Apart from select moments of character interplay, Skyfall is more or less a bust as a Bond movie. In fact, this isn’t a Bond movie, except in name. This is an approximation, a posturing of a Bond movie. The movie you get when the director and the writers — really, anyone in any prime creative or executive role on the project — have zero grasp of what has made Bond such a magnetic draw for 50 years. Gone is the man of action, replaced by a vexed and agitated neurotic. Gone is the pure sense of fun, adventure, the unexpected. Bond movies only come around every few years, and we can hope Craig’s Bond finds again the script and director he deserves. As for Skyfall, it’s a wasted opportunity.

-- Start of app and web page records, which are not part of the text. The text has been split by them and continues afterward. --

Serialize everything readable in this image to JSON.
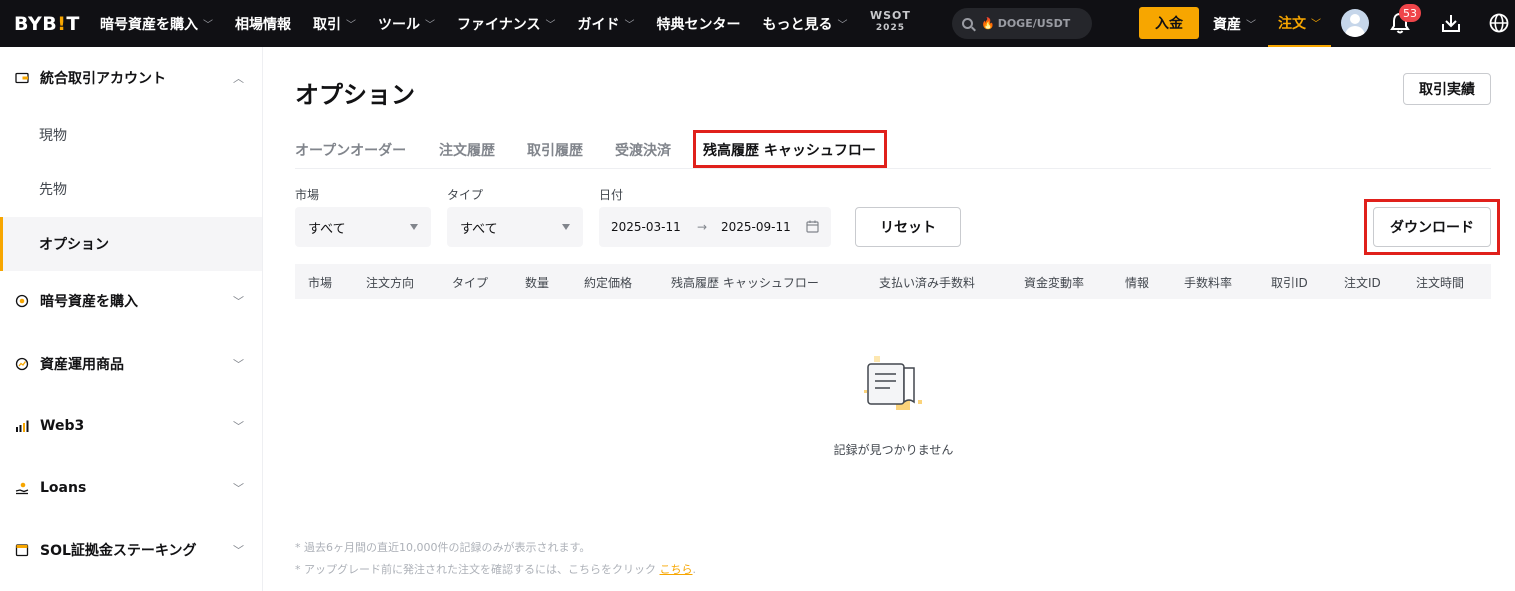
{
  "nav": {
    "logo_main": "BYB",
    "logo_accent": "!",
    "logo_end": "T",
    "items": [
      {
        "label": "暗号資産を購入",
        "chevron": true
      },
      {
        "label": "相場情報",
        "chevron": false
      },
      {
        "label": "取引",
        "chevron": true
      },
      {
        "label": "ツール",
        "chevron": true
      },
      {
        "label": "ファイナンス",
        "chevron": true
      },
      {
        "label": "ガイド",
        "chevron": true
      },
      {
        "label": "特典センター",
        "chevron": false
      },
      {
        "label": "もっと見る",
        "chevron": true
      }
    ],
    "wsot_line1": "WSOT",
    "wsot_line2": "2025",
    "search_placeholder": "DOGE/USDT",
    "deposit_label": "入金",
    "assets_label": "資産",
    "orders_label": "注文",
    "notification_count": "53",
    "accent_color": "#f7a600"
  },
  "sidebar": {
    "groups": [
      {
        "label": "統合取引アカウント",
        "icon": "wallet-icon",
        "expanded": true
      },
      {
        "label": "暗号資産を購入",
        "icon": "coin-icon",
        "expanded": false
      },
      {
        "label": "資産運用商品",
        "icon": "chart-coin-icon",
        "expanded": false
      },
      {
        "label": "Web3",
        "icon": "bars-icon",
        "expanded": false
      },
      {
        "label": "Loans",
        "icon": "hand-coin-icon",
        "expanded": false
      },
      {
        "label": "SOL証拠金ステーキング",
        "icon": "calendar-icon",
        "expanded": false
      }
    ],
    "sub_items": [
      {
        "label": "現物",
        "active": false
      },
      {
        "label": "先物",
        "active": false
      },
      {
        "label": "オプション",
        "active": true
      }
    ]
  },
  "main": {
    "title": "オプション",
    "trade_history_button": "取引実績",
    "tabs": [
      {
        "label": "オープンオーダー",
        "active": false
      },
      {
        "label": "注文履歴",
        "active": false
      },
      {
        "label": "取引履歴",
        "active": false
      },
      {
        "label": "受渡決済",
        "active": false
      },
      {
        "label": "残高履歴 キャッシュフロー",
        "active": true
      }
    ],
    "filters": {
      "market_label": "市場",
      "market_value": "すべて",
      "type_label": "タイプ",
      "type_value": "すべて",
      "date_label": "日付",
      "date_from": "2025-03-11",
      "date_to": "2025-09-11",
      "date_arrow": "→",
      "reset_label": "リセット",
      "download_label": "ダウンロード"
    },
    "columns": [
      "市場",
      "注文方向",
      "タイプ",
      "数量",
      "約定価格",
      "残高履歴 キャッシュフロー",
      "支払い済み手数料",
      "資金変動率",
      "情報",
      "手数料率",
      "取引ID",
      "注文ID",
      "注文時間"
    ],
    "empty_text": "記録が見つかりません",
    "note1": "* 過去6ヶ月間の直近10,000件の記録のみが表示されます。",
    "note2": "* アップグレード前に発注された注文を確認するには、こちらをクリック",
    "note2_link": "こちら",
    "note2_end": "."
  }
}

If you’ve read this far: One final carp. Except for Adele’s excellent title song, the score in Skyfall by Thomas Newman is a dreadful bore. The lack of memorable Bond music since John Barry is a cause for concern as is the near-absence of Bond’s signature theme in these latest offerings. Why have the franchise executives turned their backs on the classic Bond template, its classic sense of style and attitude? The fact that the opening gun-barrel sequence is now relegated to the pre end-credit roll is also troubling and shows a baffling disregard for form; for decades, Bond movies opened with the gun-barrel sequence at the beginning — it’s Bond’s signature, a graphic choice that sets the brand apart from a crowded field of pretenders and competitors. This desperate desire to re-shuffle the template, to ditch elements that helped define the brand, is a worrisome trend. Perhaps what Bond needs is less of a re-boot and more of a celebration of what made the brand great to begin with.
Directed by: Sam Mendes
Written by: Neal Purvis, Robert Wade, John Logan
Starring: Daniel Craig, Judi Dench, Javier Bardem, Ralph Fiennes, Naomie Harris, Ben Whishaw, Bérénice Marlohe, Albert Finney